The unusual salmon pink cover is addressed to Messrs. Schoellkopf & Co., 91 Mississippi St., Buffalo, N. Y., U.S.A. and it has the dark blue 2½d QV stamp of New South Wales cancelled with the duplex postmark of THE EXCHANGE/ 2/ (MR 25)/ (00)/ N.S.W. together with the barred numeral ‘113(4)’ (Figure 1).
The reverse clearly identifies that date of sending, for the transit postmark is a duplex SYDNEY/ MR 25/ 1-P-M/ 00/ 24 with the oval barred N.S.W obliterator. There is a duplex transit CHICAGO ILL./ AOR 24/ 11:30 PM/ 1900 with two reception marks an oval RECEIVED/ 1 and a BUFFALO/ APR 25/ 6-30 P/ 19 00. The address of the sender is identified with a printed in black GEO. WILCOX & CO/ SYDNEY (Figure 2).
The sender was not identified until the addressee was identified after a preliminary search. I thought I would have to state to a Sydney librarian that “the firm used an uncommon salmon pink envelope and their address was in the central business district of Sydney, near The Exchange.” With the identification of the Buffalo N.Y. firm I was confident, after a brief NLA beta newspaper search, that identification did not need a librarian search. The Argus (Melbourne) on Thursday, 20 December 1900, page 6, headed a short entry: “NEW SOUTH WALES, Sydney, Wednesday. A fire occurred to-night in the establishment of Messrs. George Wilcox and Co., hide and skin exporters, in Young-street, near Circular Quay. A large quantity of sheep and kangaroo skins were destroyed…….the damage will run into several thousands of pounds…….”. (Figure 3).

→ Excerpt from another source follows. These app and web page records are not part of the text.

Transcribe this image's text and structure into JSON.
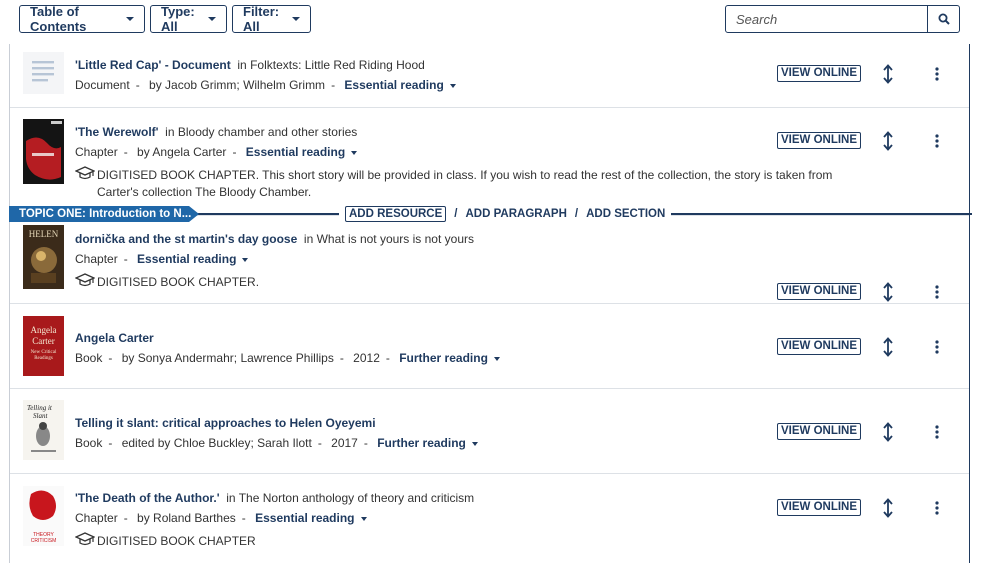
{
  "toolbar": {
    "toc_label": "Table of Contents",
    "type_label": "Type: All",
    "filter_label": "Filter: All",
    "search_placeholder": "Search"
  },
  "topic": {
    "label": "TOPIC ONE: Introduction to N...",
    "add_resource": "ADD RESOURCE",
    "add_paragraph": "ADD PARAGRAPH",
    "add_section": "ADD SECTION",
    "sep": "/"
  },
  "view_online_label": "VIEW ONLINE",
  "items": [
    {
      "title": "'Little Red Cap' - Document",
      "in": "in Folktexts: Little Red Riding Hood",
      "type": "Document",
      "authors": "by Jacob Grimm; Wilhelm Grimm",
      "year": "",
      "status": "Essential reading",
      "note": ""
    },
    {
      "title": "'The Werewolf'",
      "in": "in Bloody chamber and other stories",
      "type": "Chapter",
      "authors": "by Angela Carter",
      "year": "",
      "status": "Essential reading",
      "note": "DIGITISED BOOK CHAPTER. This short story will be provided in class. If you wish to read the rest of the collection, the story is taken from Carter's collection The Bloody Chamber."
    },
    {
      "title": "dornička and the st martin's day goose",
      "in": "in What is not yours is not yours",
      "type": "Chapter",
      "authors": "",
      "year": "",
      "status": "Essential reading",
      "note": "DIGITISED BOOK CHAPTER."
    },
    {
      "title": "Angela Carter",
      "in": "",
      "type": "Book",
      "authors": "by Sonya Andermahr; Lawrence Phillips",
      "year": "2012",
      "status": "Further reading",
      "note": ""
    },
    {
      "title": "Telling it slant: critical approaches to Helen Oyeyemi",
      "in": "",
      "type": "Book",
      "authors": "edited by Chloe Buckley; Sarah Ilott",
      "year": "2017",
      "status": "Further reading",
      "note": ""
    },
    {
      "title": "'The Death of the Author.'",
      "in": "in The Norton anthology of theory and criticism",
      "type": "Chapter",
      "authors": "by Roland Barthes",
      "year": "",
      "status": "Essential reading",
      "note": "DIGITISED BOOK CHAPTER"
    }
  ],
  "cover_text": {
    "angela_carter": "Angela Carter",
    "new_critical": "New Critical Readings",
    "telling": "Telling it Slant",
    "helen": "HELEN",
    "norton": "THEORY CRITICISM"
  },
  "colors": {
    "accent": "#1f3a5f",
    "topic_bar": "#1f67a8"
  }
}
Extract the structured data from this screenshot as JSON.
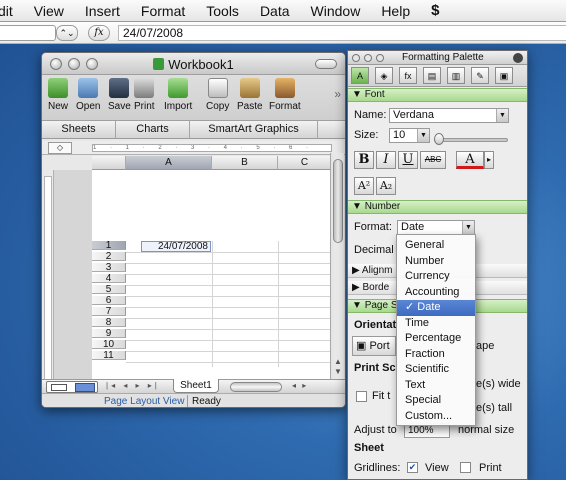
{
  "menubar": [
    "dit",
    "View",
    "Insert",
    "Format",
    "Tools",
    "Data",
    "Window",
    "Help"
  ],
  "formula_bar": {
    "stepper": "⌃⌄",
    "fx_label": "fx",
    "value": "24/07/2008"
  },
  "workbook": {
    "title": "Workbook1",
    "toolbar": [
      "New",
      "Open",
      "Save",
      "Print",
      "Import",
      "Copy",
      "Paste",
      "Format"
    ],
    "toolbar_more": "»",
    "ribbon_tabs": [
      "Sheets",
      "Charts",
      "SmartArt Graphics"
    ],
    "ruler_ticks": "1 · 1 · 2 · 3 · 4 · 5 · 6 · 7",
    "columns": [
      "A",
      "B",
      "C"
    ],
    "rows": [
      "1",
      "2",
      "3",
      "4",
      "5",
      "6",
      "7",
      "8",
      "9",
      "10",
      "11"
    ],
    "cell_A1": "24/07/2008",
    "sheet_tab": "Sheet1",
    "status_mode": "Page Layout View",
    "status_ready": "Ready"
  },
  "palette": {
    "title": "Formatting Palette",
    "font_section": "Font",
    "name_label": "Name:",
    "name_value": "Verdana",
    "size_label": "Size:",
    "size_value": "10",
    "bold": "B",
    "italic": "I",
    "underline": "U",
    "strike": "ABC",
    "color": "A",
    "superscript": "A²",
    "subscript": "A₂",
    "number_section": "Number",
    "format_label": "Format:",
    "format_value": "Date",
    "decimal_label": "Decimal",
    "alignment_label": "Alignm",
    "borders_label": "Borde",
    "page_section": "Page S",
    "orientation_label": "Orientat",
    "portrait_label": "Port",
    "landscape_label": "ape",
    "print_scaling_label": "Print Sc",
    "fit_label": "Fit t",
    "wide_label": "e(s) wide",
    "tall_label": "e(s) tall",
    "adjust_label": "Adjust to",
    "adjust_value": "100%",
    "normal_size_label": "normal size",
    "sheet_label": "Sheet",
    "gridlines_label": "Gridlines:",
    "view_label": "View",
    "print_label": "Print",
    "view_checked": true,
    "print_checked": false
  },
  "format_menu": {
    "items": [
      "General",
      "Number",
      "Currency",
      "Accounting",
      "Date",
      "Time",
      "Percentage",
      "Fraction",
      "Scientific",
      "Text",
      "Special",
      "Custom..."
    ],
    "selected": "Date",
    "selected_label": "✓ Date"
  },
  "colors": {
    "palette_section": "#a8d98e",
    "menu_highlight": "#3d6ac0",
    "font_color_underline": "#d01818",
    "desktop": "#2f6bb0"
  }
}
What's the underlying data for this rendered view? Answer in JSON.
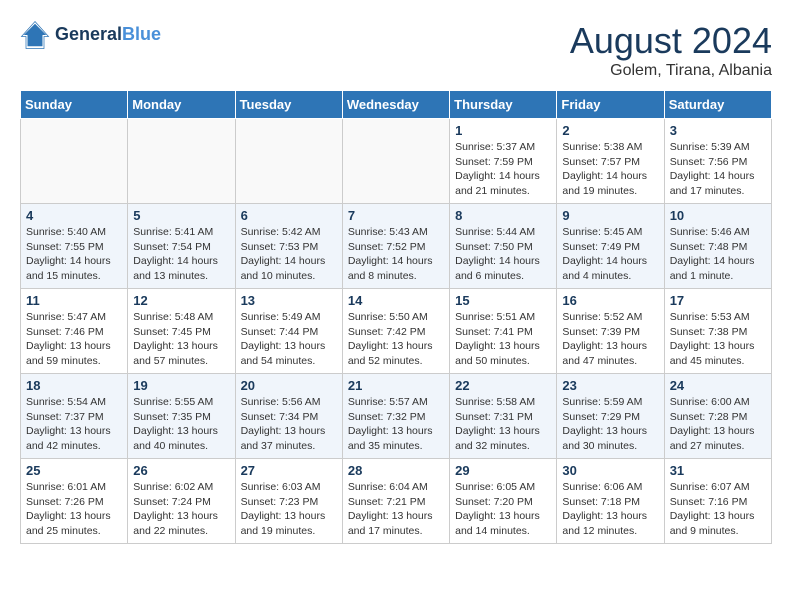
{
  "header": {
    "logo_line1": "General",
    "logo_line2": "Blue",
    "month_year": "August 2024",
    "location": "Golem, Tirana, Albania"
  },
  "days_of_week": [
    "Sunday",
    "Monday",
    "Tuesday",
    "Wednesday",
    "Thursday",
    "Friday",
    "Saturday"
  ],
  "weeks": [
    [
      {
        "day": "",
        "info": ""
      },
      {
        "day": "",
        "info": ""
      },
      {
        "day": "",
        "info": ""
      },
      {
        "day": "",
        "info": ""
      },
      {
        "day": "1",
        "info": "Sunrise: 5:37 AM\nSunset: 7:59 PM\nDaylight: 14 hours\nand 21 minutes."
      },
      {
        "day": "2",
        "info": "Sunrise: 5:38 AM\nSunset: 7:57 PM\nDaylight: 14 hours\nand 19 minutes."
      },
      {
        "day": "3",
        "info": "Sunrise: 5:39 AM\nSunset: 7:56 PM\nDaylight: 14 hours\nand 17 minutes."
      }
    ],
    [
      {
        "day": "4",
        "info": "Sunrise: 5:40 AM\nSunset: 7:55 PM\nDaylight: 14 hours\nand 15 minutes."
      },
      {
        "day": "5",
        "info": "Sunrise: 5:41 AM\nSunset: 7:54 PM\nDaylight: 14 hours\nand 13 minutes."
      },
      {
        "day": "6",
        "info": "Sunrise: 5:42 AM\nSunset: 7:53 PM\nDaylight: 14 hours\nand 10 minutes."
      },
      {
        "day": "7",
        "info": "Sunrise: 5:43 AM\nSunset: 7:52 PM\nDaylight: 14 hours\nand 8 minutes."
      },
      {
        "day": "8",
        "info": "Sunrise: 5:44 AM\nSunset: 7:50 PM\nDaylight: 14 hours\nand 6 minutes."
      },
      {
        "day": "9",
        "info": "Sunrise: 5:45 AM\nSunset: 7:49 PM\nDaylight: 14 hours\nand 4 minutes."
      },
      {
        "day": "10",
        "info": "Sunrise: 5:46 AM\nSunset: 7:48 PM\nDaylight: 14 hours\nand 1 minute."
      }
    ],
    [
      {
        "day": "11",
        "info": "Sunrise: 5:47 AM\nSunset: 7:46 PM\nDaylight: 13 hours\nand 59 minutes."
      },
      {
        "day": "12",
        "info": "Sunrise: 5:48 AM\nSunset: 7:45 PM\nDaylight: 13 hours\nand 57 minutes."
      },
      {
        "day": "13",
        "info": "Sunrise: 5:49 AM\nSunset: 7:44 PM\nDaylight: 13 hours\nand 54 minutes."
      },
      {
        "day": "14",
        "info": "Sunrise: 5:50 AM\nSunset: 7:42 PM\nDaylight: 13 hours\nand 52 minutes."
      },
      {
        "day": "15",
        "info": "Sunrise: 5:51 AM\nSunset: 7:41 PM\nDaylight: 13 hours\nand 50 minutes."
      },
      {
        "day": "16",
        "info": "Sunrise: 5:52 AM\nSunset: 7:39 PM\nDaylight: 13 hours\nand 47 minutes."
      },
      {
        "day": "17",
        "info": "Sunrise: 5:53 AM\nSunset: 7:38 PM\nDaylight: 13 hours\nand 45 minutes."
      }
    ],
    [
      {
        "day": "18",
        "info": "Sunrise: 5:54 AM\nSunset: 7:37 PM\nDaylight: 13 hours\nand 42 minutes."
      },
      {
        "day": "19",
        "info": "Sunrise: 5:55 AM\nSunset: 7:35 PM\nDaylight: 13 hours\nand 40 minutes."
      },
      {
        "day": "20",
        "info": "Sunrise: 5:56 AM\nSunset: 7:34 PM\nDaylight: 13 hours\nand 37 minutes."
      },
      {
        "day": "21",
        "info": "Sunrise: 5:57 AM\nSunset: 7:32 PM\nDaylight: 13 hours\nand 35 minutes."
      },
      {
        "day": "22",
        "info": "Sunrise: 5:58 AM\nSunset: 7:31 PM\nDaylight: 13 hours\nand 32 minutes."
      },
      {
        "day": "23",
        "info": "Sunrise: 5:59 AM\nSunset: 7:29 PM\nDaylight: 13 hours\nand 30 minutes."
      },
      {
        "day": "24",
        "info": "Sunrise: 6:00 AM\nSunset: 7:28 PM\nDaylight: 13 hours\nand 27 minutes."
      }
    ],
    [
      {
        "day": "25",
        "info": "Sunrise: 6:01 AM\nSunset: 7:26 PM\nDaylight: 13 hours\nand 25 minutes."
      },
      {
        "day": "26",
        "info": "Sunrise: 6:02 AM\nSunset: 7:24 PM\nDaylight: 13 hours\nand 22 minutes."
      },
      {
        "day": "27",
        "info": "Sunrise: 6:03 AM\nSunset: 7:23 PM\nDaylight: 13 hours\nand 19 minutes."
      },
      {
        "day": "28",
        "info": "Sunrise: 6:04 AM\nSunset: 7:21 PM\nDaylight: 13 hours\nand 17 minutes."
      },
      {
        "day": "29",
        "info": "Sunrise: 6:05 AM\nSunset: 7:20 PM\nDaylight: 13 hours\nand 14 minutes."
      },
      {
        "day": "30",
        "info": "Sunrise: 6:06 AM\nSunset: 7:18 PM\nDaylight: 13 hours\nand 12 minutes."
      },
      {
        "day": "31",
        "info": "Sunrise: 6:07 AM\nSunset: 7:16 PM\nDaylight: 13 hours\nand 9 minutes."
      }
    ]
  ]
}
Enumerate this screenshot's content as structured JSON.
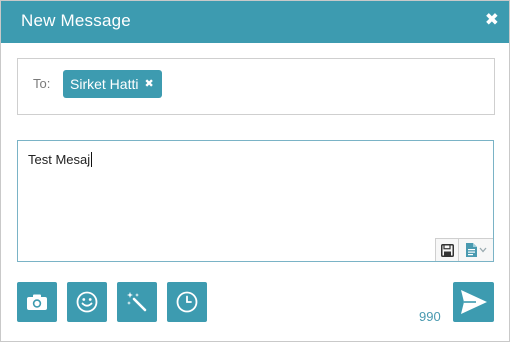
{
  "dialog": {
    "title": "New Message",
    "close_glyph": "✖"
  },
  "recipients": {
    "label": "To:",
    "items": [
      {
        "name": "Sirket Hatti",
        "remove_glyph": "✖"
      }
    ]
  },
  "message": {
    "text": "Test Mesaj"
  },
  "toolbar": {
    "icons": [
      "camera-icon",
      "smiley-icon",
      "magic-wand-icon",
      "clock-icon"
    ]
  },
  "counter": {
    "remaining": "990"
  },
  "colors": {
    "accent": "#3d9bb0",
    "counter_text": "#4a9ab0"
  }
}
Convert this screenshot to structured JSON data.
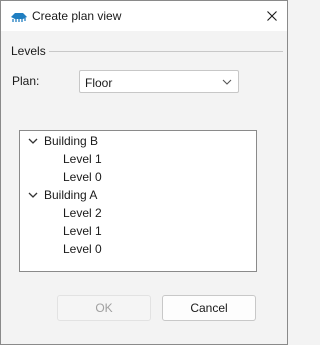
{
  "window": {
    "title": "Create plan view",
    "icon": "plan-view-app-icon",
    "close_icon": "close-icon"
  },
  "group": {
    "label": "Levels"
  },
  "plan": {
    "label": "Plan:",
    "value": "Floor",
    "arrow_icon": "chevron-down-icon"
  },
  "tree": {
    "buildings": [
      {
        "label": "Building B",
        "expanded": true,
        "levels": [
          "Level 1",
          "Level 0"
        ]
      },
      {
        "label": "Building A",
        "expanded": true,
        "levels": [
          "Level 2",
          "Level 1",
          "Level 0"
        ]
      }
    ]
  },
  "buttons": {
    "ok": {
      "label": "OK",
      "enabled": false
    },
    "cancel": {
      "label": "Cancel",
      "enabled": true
    }
  },
  "colors": {
    "icon_blue": "#1f7ec1",
    "disabled_text": "#a0a0a0"
  }
}
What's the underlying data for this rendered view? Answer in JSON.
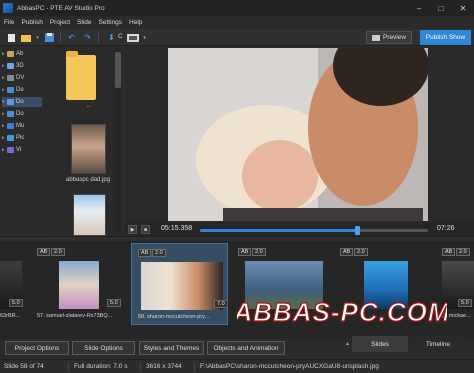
{
  "window": {
    "title": "AbbasPC - PTE AV Studio Pro",
    "minimize": "–",
    "maximize": "□",
    "close": "✕"
  },
  "menu": [
    "File",
    "Publish",
    "Project",
    "Slide",
    "Settings",
    "Help"
  ],
  "toolbar": {
    "add_label": "C",
    "preview_label": "Preview",
    "publish_label": "Publish Show",
    "icons": [
      "new-project-icon",
      "open-folder-icon",
      "save-icon",
      "undo-icon",
      "redo-icon",
      "add-slide-icon",
      "slide-options-icon",
      "preview-icon"
    ]
  },
  "tree": [
    {
      "label": "Ab",
      "icon_color": "#c9a15a"
    },
    {
      "label": "3D",
      "icon_color": "#6aa6e8"
    },
    {
      "label": "DV",
      "icon_color": "#8a8a8a"
    },
    {
      "label": "De",
      "icon_color": "#4a8ad6"
    },
    {
      "label": "Do",
      "icon_color": "#5a9be0",
      "selected": true
    },
    {
      "label": "Do",
      "icon_color": "#4a90d9"
    },
    {
      "label": "Mu",
      "icon_color": "#3a7bd5"
    },
    {
      "label": "Pic",
      "icon_color": "#3aa0d9"
    },
    {
      "label": "Vi",
      "icon_color": "#7a6ad9"
    }
  ],
  "files": {
    "folder_caption": "..",
    "file1_caption": "abbaspc dad.jpg"
  },
  "player": {
    "current_time": "05:15.358",
    "total_time": "07:26",
    "progress": 0.69,
    "play_label": "▶",
    "stop_label": "■"
  },
  "slides": [
    {
      "caption": "63rBR...",
      "ab": "AB",
      "dur": "2.0",
      "dur2": "5.0"
    },
    {
      "caption": "57. samuel-zlatarev-Rx73BQ...",
      "ab": "AB",
      "dur": "2.0",
      "dur2": "5.0"
    },
    {
      "caption": "58. sharon-mccutcheon-pry...",
      "ab": "AB",
      "dur": "2.0",
      "dur2": "7.0",
      "selected": true
    },
    {
      "caption": "59...",
      "ab": "AB",
      "dur": "2.0",
      "dur2": ""
    },
    {
      "caption": "...",
      "ab": "AB",
      "dur": "2.0",
      "dur2": ""
    },
    {
      "caption": "11. mickae...",
      "ab": "AB",
      "dur": "2.0",
      "dur2": "5.0"
    }
  ],
  "watermark": "ABBAS-PC.COM",
  "buttons": {
    "project_options": "Project Options",
    "slide_options": "Slide Options",
    "styles_themes": "Styles and Themes",
    "objects_animation": "Objects and Animation"
  },
  "tabs": {
    "slides": "Slides",
    "timeline": "Timeline"
  },
  "status": {
    "slide_count": "Slide 58 of 74",
    "full_duration": "Full duration: 7.0 s",
    "dimensions": "3616 x 3744",
    "path": "F:\\AbbasPC\\sharon-mccutcheon-pryAUCXGaU8-unsplash.jpg"
  },
  "colors": {
    "accent": "#2f85d8",
    "background": "#2d2d2d",
    "selected_slide": "#364d66"
  }
}
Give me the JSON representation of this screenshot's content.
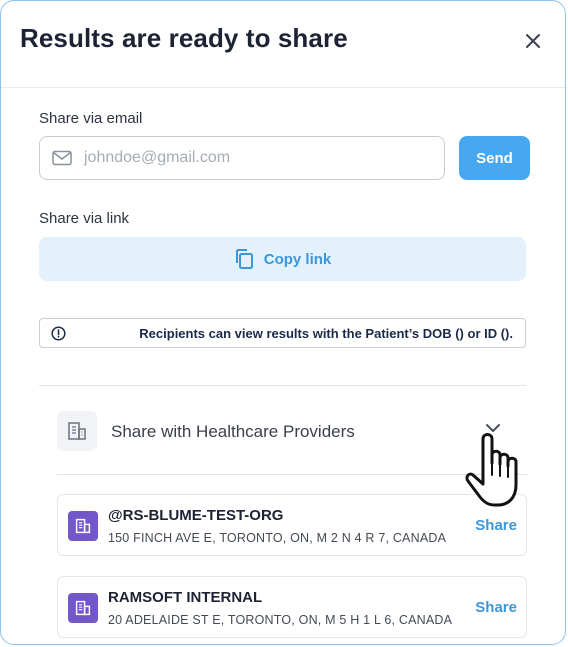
{
  "dialog": {
    "title": "Results are ready to share",
    "email": {
      "label": "Share via email",
      "placeholder": "johndoe@gmail.com",
      "send_label": "Send"
    },
    "link": {
      "label": "Share via link",
      "copy_label": "Copy link"
    },
    "notice": "Recipients can view results with the Patient’s DOB () or ID ().",
    "providers": {
      "label": "Share with Healthcare Providers",
      "items": [
        {
          "name": "@RS-BLUME-TEST-ORG",
          "address": "150 FINCH AVE E, TORONTO, ON, M 2 N 4 R 7, CANADA",
          "action": "Share"
        },
        {
          "name": "RAMSOFT INTERNAL",
          "address": "20 ADELAIDE ST E, TORONTO, ON, M 5 H 1 L 6, CANADA",
          "action": "Share"
        }
      ]
    }
  },
  "colors": {
    "accent": "#46a8f0",
    "link_text": "#3a97db",
    "copy_bg": "#e3f1fc",
    "org_icon_bg": "#7357c8",
    "dialog_border": "#8ec5f0"
  },
  "icons": [
    "close-icon",
    "mail-icon",
    "copy-icon",
    "info-icon",
    "building-icon",
    "chevron-down-icon",
    "hand-pointer-icon"
  ]
}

The Sydney Morning Herald on page 7 of the same date gives a least 5 times the space, describing the fire and its containment for within an hour of the call to the fire brigades, the fire was under control. This newspaper describes the firm as follows: The firm of George Wilcox & Co. is well known in both Sydney and Adelaide. The present members of the company are Messrs. Sidney Wilcox, George H. Wilcox and Murray Wilcox, who carry on the Sydney business, and Mr. G.G. L…….(indistinct) who is the Adelaide partner. The firm originally carried on the business in Young-street, opposite to the premises now in use. The present building was erected by the company some five years ago on land held under a long lease. The building and stock were insured – the former for £2,500 and the latter for £10,000.
Buffalo enjoys the distinction of having the largest tannery in the world in which sheep hides are turned into leather. Schoellkopf & Company is the gigantic establishment at the corner of Perry and Mississippi Streets, originally established by Lymburner & Torrey in 1862. In 1877 it was purchased by Jacob F. Schoellkopf, the prominent manufacturer and founder of the largest industrial establishment on the Niagara frontier. In the late 1800s 2000 skins were processsed each day, but by 1904, 12,000 skins per day were being tanned. The factory produced all sorts of sheep leather for gloves, shoes etc in all styles and colours. A picture of the Schoellkopf Company tanning factory is seen in Figure 4.
Jacob F. Schoellkopf senior was born on November 15, 1819 in Kercheim below the Teck in Germany and came to the USA in 1841, having learnt the family trade carrying on the tanning business learnt from his father and grandfather. He settled in Buffalo in 1844 and with money from his father he started up his first small tanning firm in Buffalo. He remained the senior partner of the largest tannery in the USA, and he expanded into other States, as well as other business ventures. In 1848 he married Christine Dürr of Kircheim and they had 6 sons and 1 daughter. Jacob senior died on September 15, 1899 and by this time the firm was in the hands of his sons. A picture of Jacob senior and his wife are seen in Figure 5.
Jacob junior was the most prominent of his sons and the first member of the family born in the USA in Buffalo on February 27, 1858. He was trained as a chemist and was involved in further developing the Niagara area power company started by his father. He developed the Schoellkopf Aniline and Chemical Works in Buffalo, and was highly acceptable in the Buffalo social community. A picture of Jacob junior is seen in Figure 6.
I am indebted to a librarian at the Buffalo and Erie County Historical Society for the enormous amount of information provided in an email Chat Session.
The Sydney Morning Herald